That factory will not come to the Netherlands but to Germany – something that will have no consequences for the high-tech industry in the region. For the Brainport region, there may be something else beautiful in the offing.

50 percent

In that context, a round table discussion was held in The Hague at the beginning of May, where all parties with expertise in the field of chip development took part. One of them, former ASML CEO Frits van Hout, was the most outspoken. The Netherlands had to aim for fifty percent of the global chip market.

Van Hout was not referring to the market for current electronic chips, but the future market for photonic chips. The Netherlands – and Eindhoven in particular – is a frontrunner in this regard.


At PhotonDelta, they do not hide their ambitions either. “Getting 50 percent of the globally integrated photonics market is beautiful, but ambitious,” it sounds like. The group itself is committed to 20 percent of chip production. “We are committed to finding a niche, and becoming the best in it so that the world needs us.”

“Thanks to Smart Photonics, their suppliers and customers, and the TU/e, Brainport is a very suitable place for the production of photonics chips” PhotonDelta

The plan of approach to achieve that market share of twenty percent is also clear. “We want to build a centrally coordinated factory in the Netherlands to focus the European chip production in the Netherlands. Several types of chips can be produced in such a factory. It is not yet known who will build that factory, or where it will be located.”

Light chip factory

However, there is a good chance that such a light chip factory will be located in the Brainport region. “With specialised production partners of PhotonDelta, you can see that a location with many suppliers in the area, such as Brainport, offers advantages.”

PhotonDelta points to Smart Photonics, which already has a small factory on the High Tech Campus. It is the only factory of its kind in Europe. “Through the activities of Smart Photonics, their suppliers and customers, and the TU/e, Brainport is a very suitable place for Smart Photonics to carry out its production.”

The current plan is to increase the total photonic chip production in the Netherlands by 2030 to a production capacity of more than 100,000 wafers (the plates on which the chips are made, ed.) per year.


However, the arrival of a large photonics chip factory in Brabant is not a foregone conclusion. There is also a cluster of players active in the light chip industry in Twente, including the University of Twente and LioniX International. It has therefore not yet been decided where exactly the factory will be located. “After all, PhotonDelta is a Dutch initiative”, it is said.

Source : Studio040

Translator: Aysenur 

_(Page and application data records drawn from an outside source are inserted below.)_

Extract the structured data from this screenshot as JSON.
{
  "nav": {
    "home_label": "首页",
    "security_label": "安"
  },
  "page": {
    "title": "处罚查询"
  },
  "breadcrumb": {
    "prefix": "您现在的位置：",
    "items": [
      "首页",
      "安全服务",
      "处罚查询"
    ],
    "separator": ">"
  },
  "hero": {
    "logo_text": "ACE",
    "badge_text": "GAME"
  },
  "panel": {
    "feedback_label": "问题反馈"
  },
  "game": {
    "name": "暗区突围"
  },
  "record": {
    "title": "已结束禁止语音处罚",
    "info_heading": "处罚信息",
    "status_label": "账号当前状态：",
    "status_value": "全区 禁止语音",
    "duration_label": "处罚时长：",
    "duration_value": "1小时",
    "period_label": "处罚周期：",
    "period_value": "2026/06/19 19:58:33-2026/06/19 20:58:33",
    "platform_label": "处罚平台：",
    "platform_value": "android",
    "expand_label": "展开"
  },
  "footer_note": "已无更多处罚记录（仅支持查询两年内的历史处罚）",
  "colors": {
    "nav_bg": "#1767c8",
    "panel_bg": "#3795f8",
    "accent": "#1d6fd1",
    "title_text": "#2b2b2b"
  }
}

Your advertisement here.
Previous articleMore space at Eindhoven Airport for travellers from outside Europe
Next articleEffect of farmers’ protests: empty shelves in supermarkets and “huge losses”

No posts to display


Please enter your comment!
Please enter your name here